That is undeniable. In September, 19-year-old Bianca Andreescu became the first Canadian to win a grand slam singles title, defeating Serena Williams in the US Open women’s final.
Shapovalov, 20, and his compatriot Felix Auger-Aliassime, 19, who has yet to play in Madrid because of an injury, are in the top 25 of the men’s rankings.
“I imagine we’re going to have quite a few battles with them over the years,” said Mardy Fish, the US captain, who never faced Canada in a Davis Cup because the two countries rarely played in the same Davis Cup division during his career.
The United States must now defeat Italy on Wednesday to have any chance of advancing to the final eight.
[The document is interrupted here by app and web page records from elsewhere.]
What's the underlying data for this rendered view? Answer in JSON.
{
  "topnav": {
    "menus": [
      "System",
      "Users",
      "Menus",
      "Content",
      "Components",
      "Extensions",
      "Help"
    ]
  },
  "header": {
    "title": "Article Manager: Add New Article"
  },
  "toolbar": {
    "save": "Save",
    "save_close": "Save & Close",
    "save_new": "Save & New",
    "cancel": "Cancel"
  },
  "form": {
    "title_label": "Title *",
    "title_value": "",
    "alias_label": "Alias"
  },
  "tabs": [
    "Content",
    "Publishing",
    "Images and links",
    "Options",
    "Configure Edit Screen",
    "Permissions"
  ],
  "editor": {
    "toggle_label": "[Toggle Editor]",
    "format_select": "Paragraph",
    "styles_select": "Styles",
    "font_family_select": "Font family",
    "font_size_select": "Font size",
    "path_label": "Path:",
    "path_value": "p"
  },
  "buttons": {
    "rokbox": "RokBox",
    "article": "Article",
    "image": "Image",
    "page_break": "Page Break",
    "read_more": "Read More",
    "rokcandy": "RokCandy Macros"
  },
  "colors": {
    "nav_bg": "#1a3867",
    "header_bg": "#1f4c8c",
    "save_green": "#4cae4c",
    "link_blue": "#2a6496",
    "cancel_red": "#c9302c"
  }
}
After being pared down from six groups of three teams, the quarter-final lineup will be made up of the six group winners and the two second-place teams with the best records.
Getting a forfeit in the final doubles match could end up being beneficial if qualification comes down to winning percentage.
“This is the toughest group, I think, so there’s no easy match, period,” Fish said.
Playing with barely any crowd support does not make it any easier for the Americans, and Davis Cup’s new organisers have much work to do in promoting this event in the United States and elsewhere.
“When it comes down to the fans, there’s just more dedicated tennis fans in Canada,” said Fritz, a 22-year-old Californian, who, like the 22-year-old Opelka, was making his Davis Cup debut. “I’m not going to lie, the US has so many other great sports. Tennis isn’t really the focus.”
But plenty of American fans make the journey to other international tennis events, including Wimbledon, the French Open and the Australian Open.
Davis Cup, despite being founded by an American, Dwight Davis, in 1900 and despite the United States’ record 32 titles, was slipping out of the mainstream long before this format change.
Kosmos, an investment firm headed by Spanish soccer star Gerard Piqué, secured rights from the International Tennis Federation to create this new version of the Davis Cup and has committed to staging it in the Caja Mágica next year, too.
“I think Kosmos has to really think about how they can get some people in the stands, whether they pay or not,” Fish said before Tuesday’s competition. “I think they’ve just got to get people there and supporting it, and supporting this type of format.”
But Fish and his players are more positive about the way they are being greeted and treated by the organisers.
“We’ve been here since Thursday, and they’ve done an incredible job of taking care of the players all the way from hotels, transportation, food, locker rooms, team rooms, practice courts, things like that,” Fish said.
But there are plenty of other teething problems beyond the size of the crowds when Spain is not playing. The tournament’s new app was roundly panned as being difficult to use and slow to update scores, as well as for providing few statistics. It was relaunched Tuesday.
Rahul Kadavakolu, a vice president for global sports business at Rakuten, chief sponsor of the Davis Cup finals, said the problems had been acknowledged and addressed.
Tournament timing is also an issue, and not just the November dates, when players are generally weary and often ailing after a nearly 11-month season.
With evening session team matches starting at 6pm in Madrid, late-night finishes are all but guaranteed.
“I went to bed at 3 in the morning last night,” Pospisil said.
Spain finished its 2-1 victory over Russia shortly before 2am Wednesday, with Feliciano López and Marcel Granollers defeating Karen Khachanov and Andrey Rublev, 6-4, 7-6 (5).
Madrid being Madrid, there was still a brass band playing, and there were a few thousand fans cheering at the finish.
“It’s tough on the players for recovery and tough on the fans because tomorrow is a workday,” said Nadal, who won Spain’s other point with a 6-3, 7-6 (7) victory over Khachanov.
But it will be a workday for Nadal and his bleary-eyed teammates, too. They will face Croatia.
New York Times